The Mexican Market is like a “Swinging Piñata”: 6 tips for Doing Business in Mexico

November 12, 2012

A recent report by the Australian Government compared the Mexican market to a “swinging piñata, ready to be tapped.” The foreign investor approaches and must leap blindly before finally cracking into the market and reaping the sweet rewards. There are many good reasons for doing business in Mexico and your crack at the piñata will be made easier if you follow our 6 tips for Doing Business in Mexico.

1. Seize the opportunity
Due to its proximity to the world’s largest market and the lower cost of operations, Mexico has become a strategic location for investment. This is particularly true in the manufacturing industry. Many companies that previously manufactured in China have now begun doing business in Mexico instead. Mexico has skilled workers, shares a time zone with the U.S. and transportation costs are much lower. This makes Mexico and ideal manufacturing base for many companies.

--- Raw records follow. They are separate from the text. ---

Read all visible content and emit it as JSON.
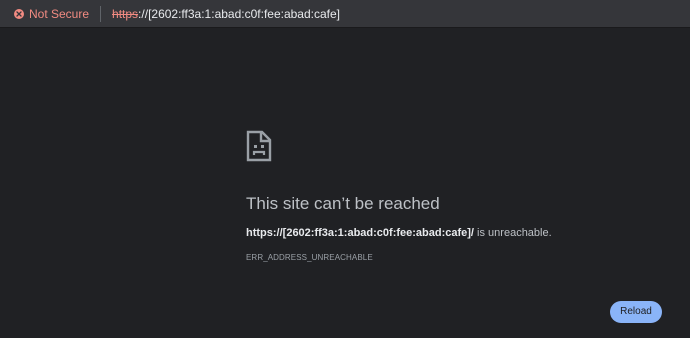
{
  "address_bar": {
    "security_label": "Not Secure",
    "url_scheme": "https",
    "url_separator": "://",
    "url_host": "[2602:ff3a:1:abad:c0f:fee:abad:cafe]",
    "icon": "warning-x-icon",
    "warning_color": "#f28b82"
  },
  "error": {
    "icon": "sad-document-icon",
    "title": "This site can’t be reached",
    "url": "https://[2602:ff3a:1:abad:c0f:fee:abad:cafe]/",
    "message_suffix": " is unreachable.",
    "code": "ERR_ADDRESS_UNREACHABLE",
    "reload_label": "Reload",
    "accent_color": "#8ab4f8"
  }
}
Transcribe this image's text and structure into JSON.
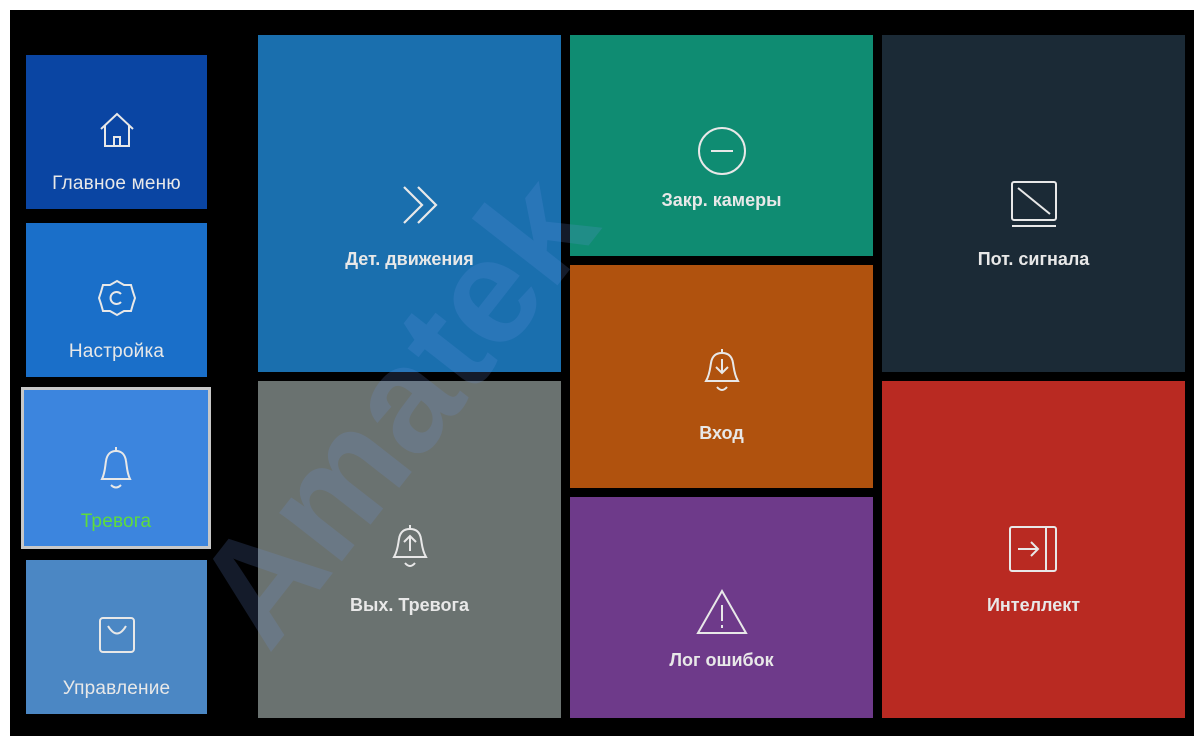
{
  "sidebar": {
    "items": [
      {
        "label": "Главное меню",
        "color": "#0a45a3",
        "icon": "home-icon",
        "selected": false
      },
      {
        "label": "Настройка",
        "color": "#1a6fc9",
        "icon": "gear-icon",
        "selected": false
      },
      {
        "label": "Тревога",
        "color": "#3c85de",
        "icon": "bell-icon",
        "selected": true,
        "label_color": "#5fdc3c"
      },
      {
        "label": "Управление",
        "color": "#4b87c4",
        "icon": "bag-icon",
        "selected": false
      }
    ]
  },
  "tiles": {
    "motion": {
      "label": "Дет. движения",
      "color": "#1a6fae",
      "icon": "double-chevron-icon"
    },
    "tamper": {
      "label": "Закр. камеры",
      "color": "#0f8c72",
      "icon": "minus-circle-icon"
    },
    "video_loss": {
      "label": "Пот. сигнала",
      "color": "#1b2a36",
      "icon": "no-signal-icon"
    },
    "input": {
      "label": "Вход",
      "color": "#b0520e",
      "icon": "bell-in-icon"
    },
    "output": {
      "label": "Вых. Тревога",
      "color": "#6a7270",
      "icon": "bell-out-icon"
    },
    "error_log": {
      "label": "Лог ошибок",
      "color": "#6e3a8a",
      "icon": "warning-icon"
    },
    "intelligent": {
      "label": "Интеллект",
      "color": "#b92a22",
      "icon": "enter-icon"
    }
  },
  "watermark": "Amatek"
}
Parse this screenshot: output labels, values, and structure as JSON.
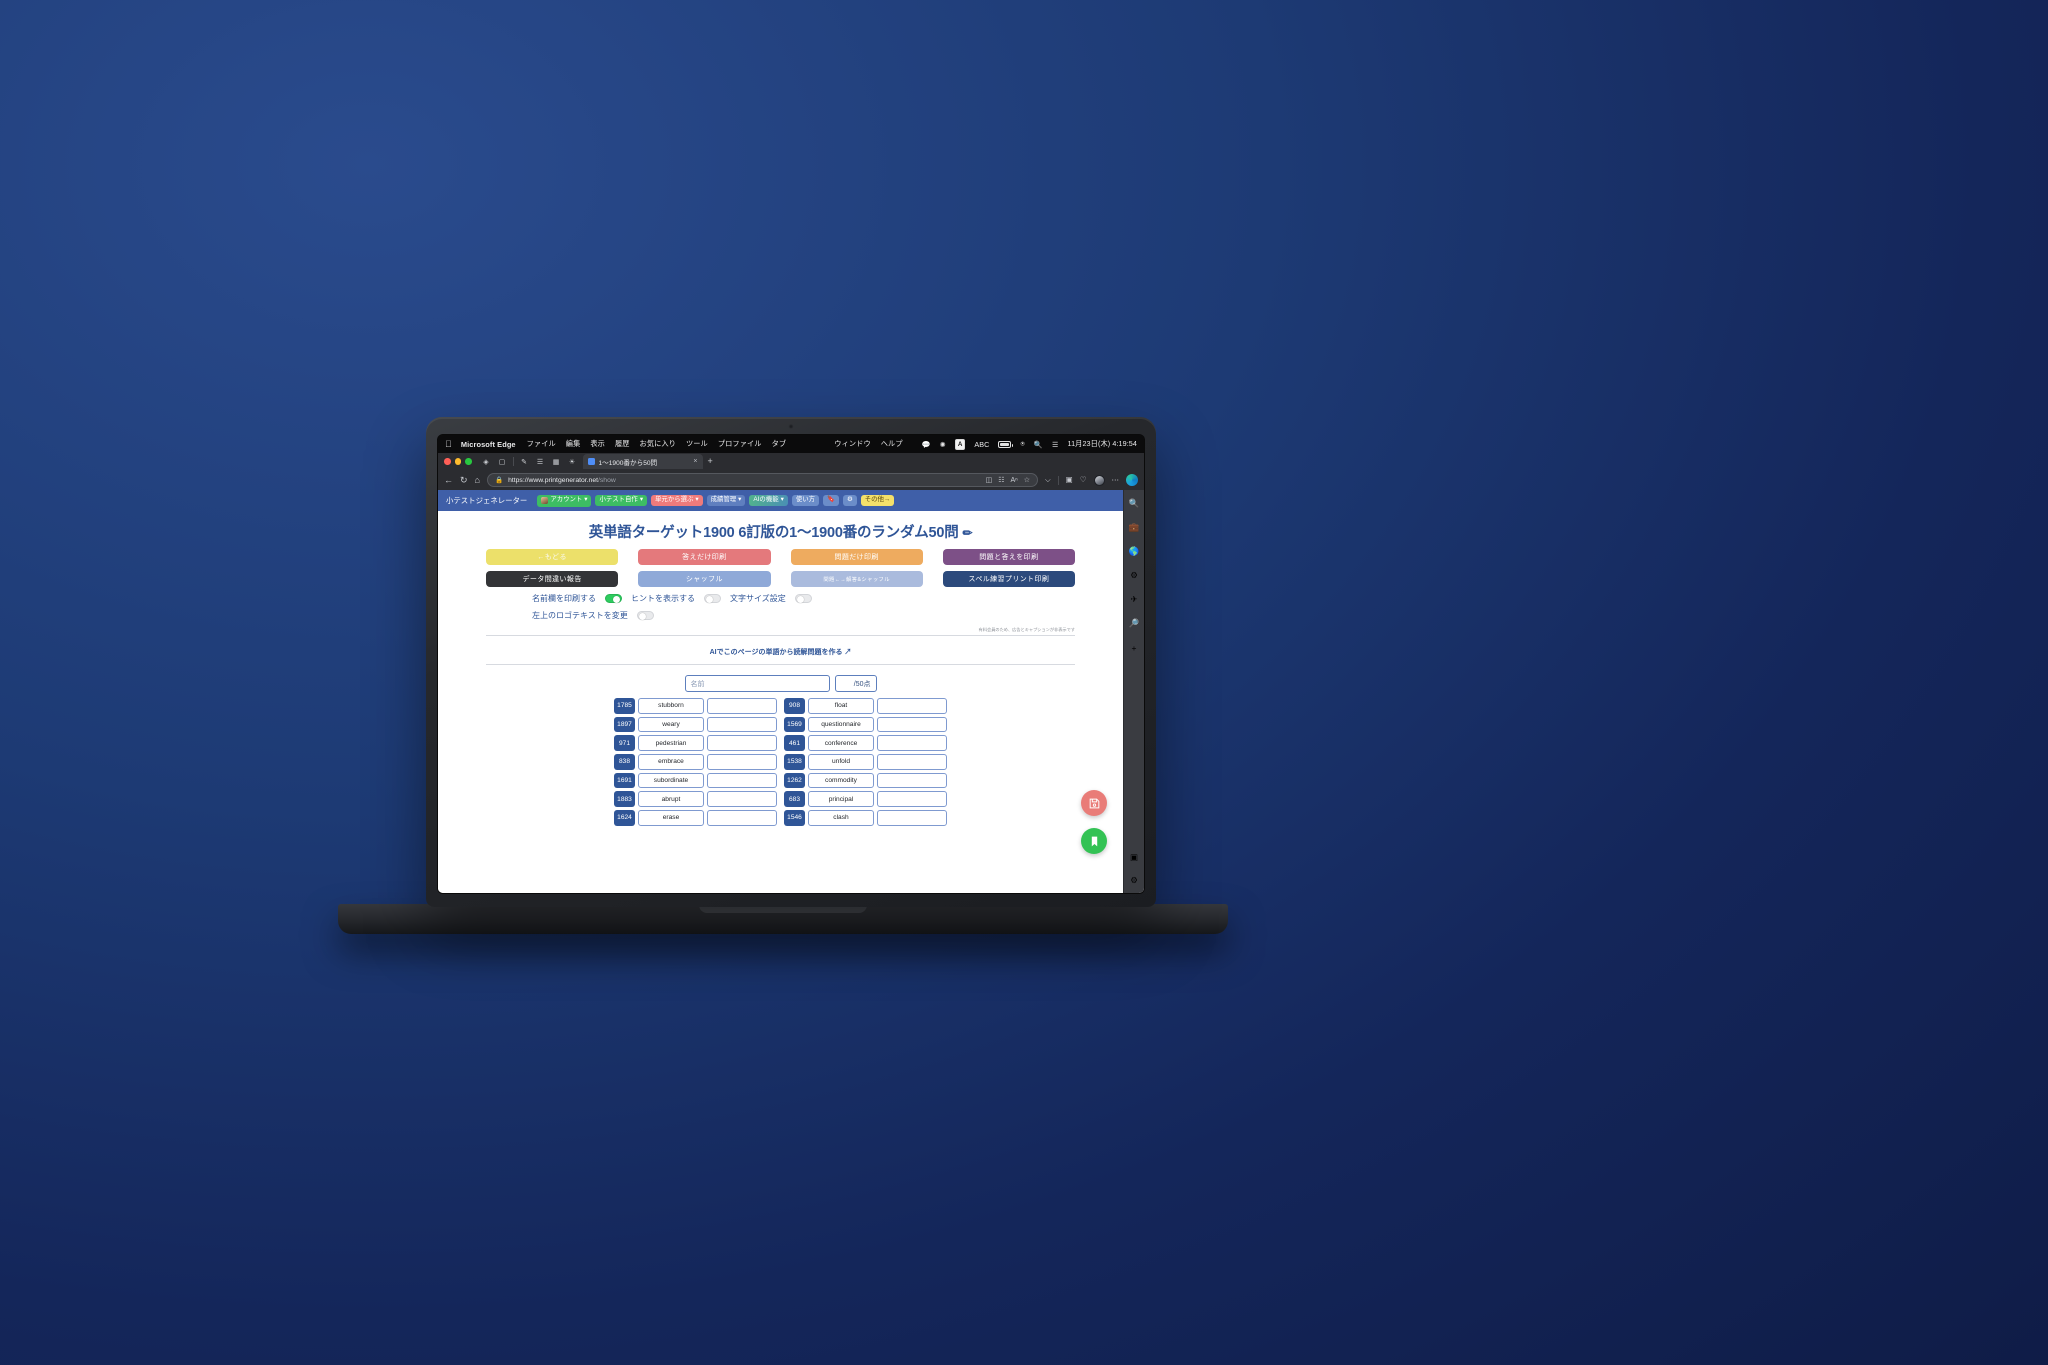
{
  "desktop": {
    "wallpaper_color": "#1d3a74"
  },
  "macos_menubar": {
    "apple_icon": "apple-icon",
    "app_name": "Microsoft Edge",
    "menus": [
      "ファイル",
      "編集",
      "表示",
      "履歴",
      "お気に入り",
      "ツール",
      "プロファイル",
      "タブ"
    ],
    "right_menus": [
      "ウィンドウ",
      "ヘルプ"
    ],
    "status_icons": [
      "chat-icon",
      "bluetooth-icon",
      "input-source-badge",
      "battery-icon",
      "wifi-icon",
      "search-icon",
      "control-center-icon"
    ],
    "input_source_label": "A",
    "input_source_text": "ABC",
    "datetime": "11月23日(木) 4:19:54"
  },
  "browser": {
    "tab": {
      "title": "1〜1900番から50問",
      "close_label": "×"
    },
    "new_tab_label": "+",
    "back_icon": "back-arrow-icon",
    "reload_icon": "reload-icon",
    "home_icon": "home-icon",
    "lock_icon": "lock-icon",
    "url_domain": "https://www.printgenerator.net",
    "url_path": "/show",
    "omnibox_icons": [
      "split-screen-icon",
      "qr-code-icon",
      "read-aloud-icon",
      "favorite-star-icon"
    ],
    "toolbar_icons": [
      "history-icon",
      "split-screen-icon",
      "collections-icon",
      "profile-avatar-icon",
      "more-options-icon",
      "copilot-icon"
    ],
    "sidebar_icons": [
      "search-icon",
      "tools-icon",
      "browser-essentials-icon",
      "settings-app-icon",
      "send-icon",
      "discover-icon",
      "add-icon"
    ],
    "sidebar_bottom_icons": [
      "sidebar-toggle-icon",
      "sidebar-settings-icon"
    ]
  },
  "site_nav": {
    "brand": "小テストジェネレーター",
    "items": [
      {
        "label": "アカウント",
        "caret": "▾",
        "color": "green",
        "icon": "account-avatar-icon"
      },
      {
        "label": "小テスト自作",
        "caret": "▾",
        "color": "green"
      },
      {
        "label": "単元から選ぶ",
        "caret": "▾",
        "color": "red"
      },
      {
        "label": "成績管理",
        "caret": "▾",
        "color": "blue"
      },
      {
        "label": "AIの機能",
        "caret": "▾",
        "color": "teal"
      },
      {
        "label": "使い方",
        "caret": "",
        "color": "lightblue"
      },
      {
        "label": "🔖",
        "caret": "",
        "color": "lightblue"
      },
      {
        "label": "⚙",
        "caret": "",
        "color": "lightblue"
      },
      {
        "label": "その他→",
        "caret": "",
        "color": "yellow"
      }
    ]
  },
  "page": {
    "title": "英単語ターゲット1900 6訂版の1〜1900番のランダム50問",
    "title_edit_icon": "pencil-icon",
    "buttons_row1": [
      {
        "label": "←もどる",
        "color": "yellow"
      },
      {
        "label": "答えだけ印刷",
        "color": "red"
      },
      {
        "label": "問題だけ印刷",
        "color": "orange"
      },
      {
        "label": "問題と答えを印刷",
        "color": "purple"
      }
    ],
    "buttons_row2": [
      {
        "label": "データ間違い報告",
        "color": "dark"
      },
      {
        "label": "シャッフル",
        "color": "blue"
      },
      {
        "label": "問題←→解答&シャッフル",
        "color": "palebluetiny"
      },
      {
        "label": "スペル練習プリント印刷",
        "color": "navy"
      }
    ],
    "toggles": [
      {
        "label": "名前欄を印刷する",
        "on": true
      },
      {
        "label": "ヒントを表示する",
        "on": false
      },
      {
        "label": "文字サイズ設定",
        "on": false
      },
      {
        "label": "左上のロゴテキストを変更",
        "on": false
      }
    ],
    "ad_note": "有料会員のため、広告とキャプションが非表示です",
    "ai_link": "AIでこのページの単語から読解問題を作る",
    "ai_link_icon": "external-link-icon",
    "name_placeholder": "名前",
    "score_label": "/50点",
    "fab_save_icon": "save-floppy-icon",
    "fab_bookmark_icon": "bookmark-icon",
    "quiz_left": [
      {
        "num": "1785",
        "word": "stubborn",
        "answer": ""
      },
      {
        "num": "1897",
        "word": "weary",
        "answer": ""
      },
      {
        "num": "971",
        "word": "pedestrian",
        "answer": ""
      },
      {
        "num": "838",
        "word": "embrace",
        "answer": ""
      },
      {
        "num": "1691",
        "word": "subordinate",
        "answer": ""
      },
      {
        "num": "1883",
        "word": "abrupt",
        "answer": ""
      },
      {
        "num": "1624",
        "word": "erase",
        "answer": ""
      }
    ],
    "quiz_right": [
      {
        "num": "908",
        "word": "float",
        "answer": ""
      },
      {
        "num": "1569",
        "word": "questionnaire",
        "answer": ""
      },
      {
        "num": "461",
        "word": "conference",
        "answer": ""
      },
      {
        "num": "1538",
        "word": "unfold",
        "answer": ""
      },
      {
        "num": "1262",
        "word": "commodity",
        "answer": ""
      },
      {
        "num": "683",
        "word": "principal",
        "answer": ""
      },
      {
        "num": "1546",
        "word": "clash",
        "answer": ""
      }
    ]
  }
}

2. Habla Español
While it’s relatively easy to open a company in the Mexican market, knowing the language is almost essential to doing business in Mexico. Language access will allow you to discover the rich Mexican culture and your potential Mexican business partners will appreciate your effort. Mexican consumers are open to American advertising so there are fewer cultural barriers but most people do not speak fluent English. Invest in marketing translation to be sure your message is received the way you intended.

3. Make Friends
Mexican business culture places high value on personal relationships and trust is seen as more important than a fleeting business deal. Luckily the Mexican people are very warm and friendly so it shouldn’t take long to build the foundation for a strong business relationship. Face to face meetings are preferred and often held over meals. Start with a breakfast or lunch meeting then move to dinner or evening outings as your relationship develops. An important tip for doing business in Mexico: the person who suggests a meeting in a restaurant is usually expected to pick up the tab since the term “invite” in Spanish is synonymous with “pay for.”

4. Take it Slow
Doing business in Mexico will often require you to move at a slower pace. It is common to receive a response to an e-mail weeks later; this is not an indication that the person is uninterested in your product or service. Factor in at least thirty minutes extra for each meeting in case you are kept waiting or it takes a while to get down to business. Many Mexican companies close for lunch from 2-4p.m. so check working hours when you plan your schedule.

5. Build Your Local Team
International staffing can help make sure you get the right people working for you and this is especially important in Mexico where strict labor laws translate to high penalties for firing employees. International bilingual staffing services can help you screen local applicants and set up the team you’ll need to get your business in Mexico off the ground.

6. Leap for the Prize
The final step is to launch your product or service into the Mexican market. The chamber of commerce related to your sector can provide assistance and information. Enlisting the help of a notary public is a good idea to help with the paperwork, licensing, and permits related to doing business in Mexico.

The Australian Foreign Affairs and Trade Council has a wealth of information including details on labor laws, tax structures, importing/exporting, and legal issues related to establishing a business in Mexico at: http://www.dfat.gov.au/publications/business_mexico/doing_business_mexico.pdf

If you would like additional information on this topic or have questions on planning and executing your next translation or multilingual initiative, contact us today for a free 30-minute consultation or call us at (800) 413-7838.

One Comment on “The Mexican Market is like a “Swinging Piñata”: 6 tips for Doing Business in Mexico”

  1. Thank you! That article has some very hearty, practical information. It’s easy to talk about generalities, but you really address the logistical side.